Madison Williams

Always do what you love. This is the motto I try to live by. I even have it written on the chalkboard next to my desk as a constant reminder. However, through my time at Augustana, I realize that I didn’t always follow this saying.
This phrase has been important to me since I was a kid. I remember my parents coming home from work, occasionally complaining about their work day. They sometimes “joked” that they wanted to change jobs. I recall thinking that I wanted to love my job and not come home wishing I had a different career.
As I got older, I realized this goal was difficult to achieve. Even if you love doing your job, there are going to be bad days where you need to complain about your work.
In high school, I established what I thought my passions were so that I could continue those activities in college. I soon realized I didn’t feel the same excitement for my high school extracurriculars anymore.
However, I never did anything to change my lifestyle. I am not a fan of change, so I guess my nerves caused me to go through each day not enjoying most things I set forth to do.
I found myself complaining at the end of most days.

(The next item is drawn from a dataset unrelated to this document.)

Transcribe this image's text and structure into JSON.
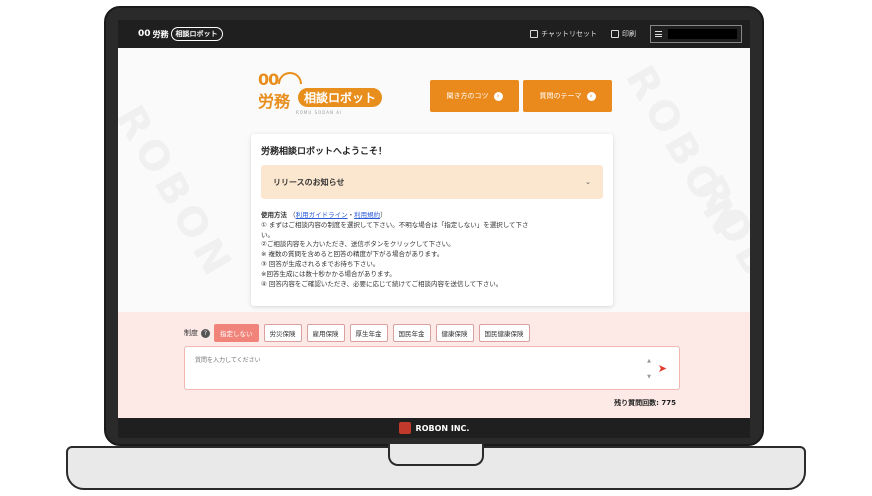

I repeatedly told myself “It’ll get better after college.” I kept thinking my passion would respark or I’d regret giving up something I used to love, but in effect, my dislike for those activities increased.
The one passion that grew in college was my love for sports journalism. I picked this career while I was a senior in high school based off of no experience doing the job. I just assumed I would love it since I enjoyed writing and I watched a lot of sports.
My time at Augustana proved to me that sports journalism is what I’m meant to do. I joined the Observer my first week of freshman year, and it was one of the best decisions I made while at Augustana.
This love is what ultimately made me decide to trade my final semester on campus for one spent interning in London. I want to experience my passion without the distractions of homework or extracurriculars. I may learn that I don’t enjoy sports writing as much as I think I do now, but I’d rather know sooner than later.
A couple weeks ago, I was on the phone with a professional in the sports writing world. At the end of our conversation, I asked him what final advice he had for me as I prepare to enter the workforce.
He told me his personal story of how he chose to follow his passion instead of what people expected of him. He said his true passion came as a surprise to him and that I might experience something similar when I begin working full time.
I laughed to myself thinking “I already know what I’m passionate about.” But, when the phone call ended, I sat and thought “Do I really know what I love to do?” I’m only 20 years old; I have time to figure out what my destined passion is.
No matter what you do in life, reflect on what activities you’re putting yourself through. Do you truly love what you do? If you don’t, make a change. It might be daunting, but I promise it will lead to a lot less complaining.